At about the same depth that years of headline news reading would give, the author takes the reader through twenty years, from the days after WWI to the eve of WWII. It is really a short survey of the Presidential administrations of Harding, Coolidge, Hoover and FDR. It is the political climate that gets the attention and, except as it affected politics, the Depression is scanted both as to cause, effect and lasting result. It is almost a book without surprises for anybody who lived through the times. Almost, but not quite, depending on your capacity for shock. Ours is at the raised eyebrow level. There are four or five mentions of a long liaison between FDR and Lucy Mercer, who had been Eleanor's social secretary cum housekeeper.
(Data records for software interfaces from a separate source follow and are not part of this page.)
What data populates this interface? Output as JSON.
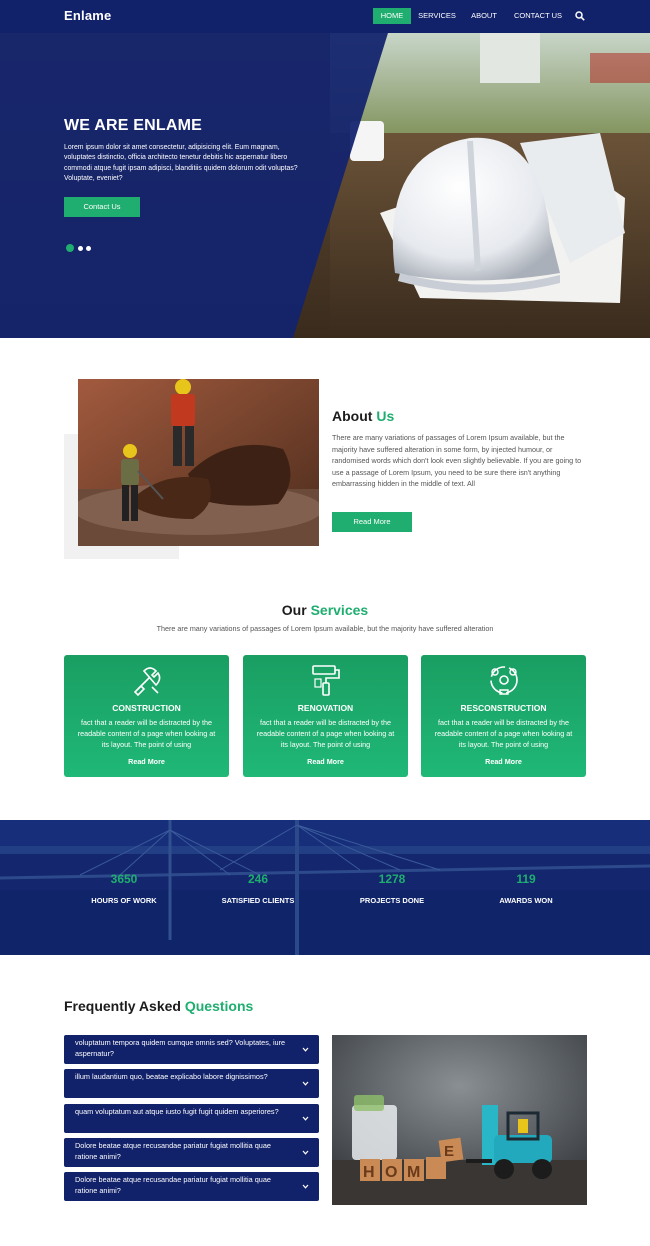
{
  "brand": "Enlame",
  "nav": {
    "items": [
      {
        "label": "HOME",
        "active": true
      },
      {
        "label": "SERVICES",
        "active": false
      },
      {
        "label": "ABOUT",
        "active": false
      },
      {
        "label": "CONTACT US",
        "active": false
      }
    ],
    "search_icon": "search-icon"
  },
  "hero": {
    "title": "WE ARE ENLAME",
    "text": "Lorem ipsum dolor sit amet consectetur, adipisicing elit. Eum magnam, voluptates distinctio, officia architecto tenetur debitis hic aspernatur libero commodi atque fugit ipsam adipisci, blanditiis quidem dolorum odit voluptas? Voluptate, eveniet?",
    "button": "Contact Us",
    "slides": 3,
    "active_slide": 1
  },
  "about": {
    "title_main": "About",
    "title_accent": "Us",
    "text": "There are many variations of passages of Lorem Ipsum available, but the majority have suffered alteration in some form, by injected humour, or randomised words which don't look even slightly believable. If you are going to use a passage of Lorem Ipsum, you need to be sure there isn't anything embarrassing hidden in the middle of text. All",
    "button": "Read More"
  },
  "services": {
    "title_main": "Our",
    "title_accent": "Services",
    "subtitle": "There are many variations of passages of Lorem Ipsum available, but the majority have suffered alteration",
    "cards": [
      {
        "icon": "wrench-tools-icon",
        "title": "CONSTRUCTION",
        "text": "fact that a reader will be distracted by the readable content of a page when looking at its layout. The point of using",
        "link": "Read More"
      },
      {
        "icon": "paint-roller-icon",
        "title": "RENOVATION",
        "text": "fact that a reader will be distracted by the readable content of a page when looking at its layout. The point of using",
        "link": "Read More"
      },
      {
        "icon": "reconstruction-cycle-icon",
        "title": "RESCONSTRUCTION",
        "text": "fact that a reader will be distracted by the readable content of a page when looking at its layout. The point of using",
        "link": "Read More"
      }
    ]
  },
  "stats": [
    {
      "value": "3650",
      "label": "HOURS OF WORK"
    },
    {
      "value": "246",
      "label": "SATISFIED CLIENTS"
    },
    {
      "value": "1278",
      "label": "PROJECTS DONE"
    },
    {
      "value": "119",
      "label": "AWARDS WON"
    }
  ],
  "faq": {
    "title_main": "Frequently Asked",
    "title_accent": "Questions",
    "items": [
      {
        "question": "voluptatum tempora quidem cumque omnis sed? Voluptates, iure aspernatur?"
      },
      {
        "question": "illum laudantium quo, beatae explicabo labore dignissimos?"
      },
      {
        "question": "quam voluptatum aut atque iusto fugit fugit quidem asperiores?"
      },
      {
        "question": "Dolore beatae atque recusandae pariatur fugiat mollitia quae ratione animi?"
      },
      {
        "question": "Dolore beatae atque recusandae pariatur fugiat mollitia quae ratione animi?"
      }
    ],
    "image_letters": "HOME"
  },
  "colors": {
    "navy": "#11216a",
    "green": "#1fae6f",
    "white": "#ffffff"
  }
}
Despite Mother Sara's pressures, the affair supposedly continued up until 1920. That year, Miss Mercer became Mrs. Winthrop Rutherford; he was an elderly widower. Presumably, FDR's polio prevented further gossip, or activities to base gossip on. However, Mrs. Rutherford had a car especially arranged by FDR at his first inaugural and is said to have visited with him on the day he died. The book is part of the Mainstream of America Series with brush-up value for browsers and chronological digest appeal for students of two crowded decades that seldom get much attention.

Pub Date: Aug. 19th, 1966
Publisher: Doubleday